Required action
Search the entries for the word "label" and report each line that has it.

Dataset rows for apps and sites
====

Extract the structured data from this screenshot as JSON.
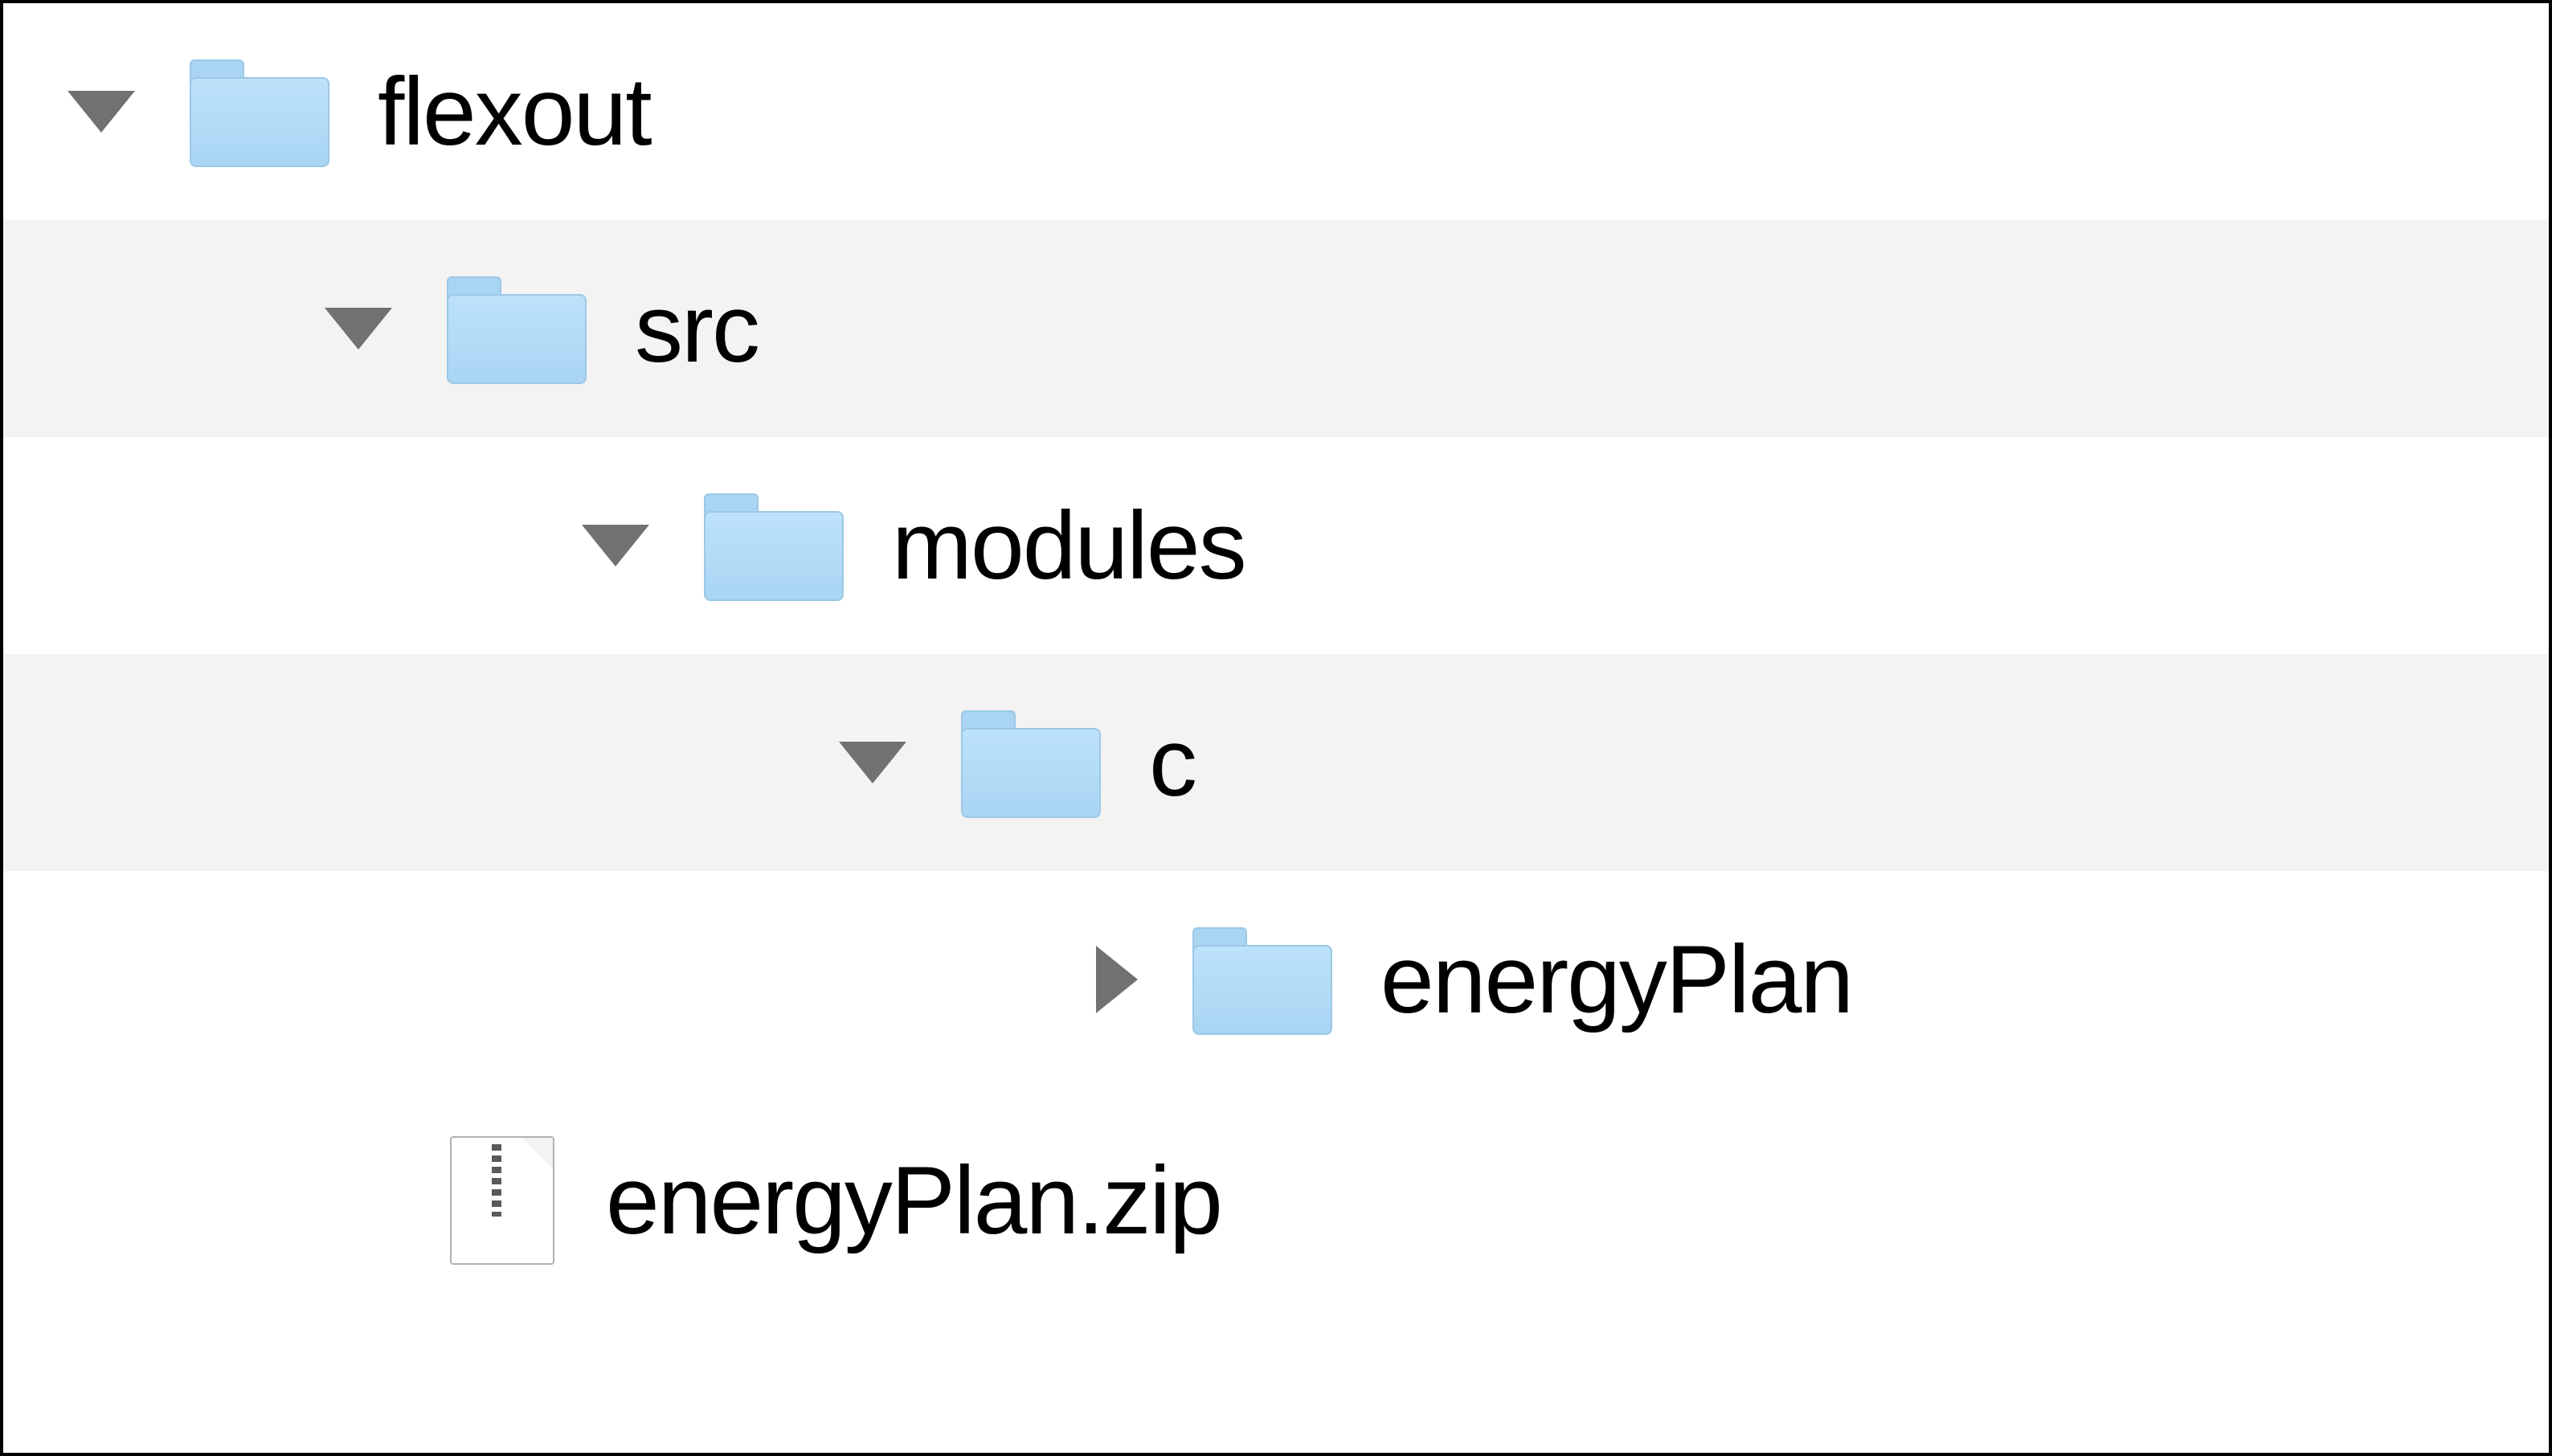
{
  "tree": {
    "items": [
      {
        "label": "flexout",
        "type": "folder",
        "expanded": true,
        "indent": 0
      },
      {
        "label": "src",
        "type": "folder",
        "expanded": true,
        "indent": 1
      },
      {
        "label": "modules",
        "type": "folder",
        "expanded": true,
        "indent": 2
      },
      {
        "label": "c",
        "type": "folder",
        "expanded": true,
        "indent": 3
      },
      {
        "label": "energyPlan",
        "type": "folder",
        "expanded": false,
        "indent": 4
      },
      {
        "label": "energyPlan.zip",
        "type": "zip",
        "expanded": null,
        "indent": 1
      }
    ]
  }
}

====

Reply to the task
        "label": "flexout",
        "label": "src",
        "label": "modules",
        "label": "c",
        "label": "energyPlan",
        "label": "energyPlan.zip",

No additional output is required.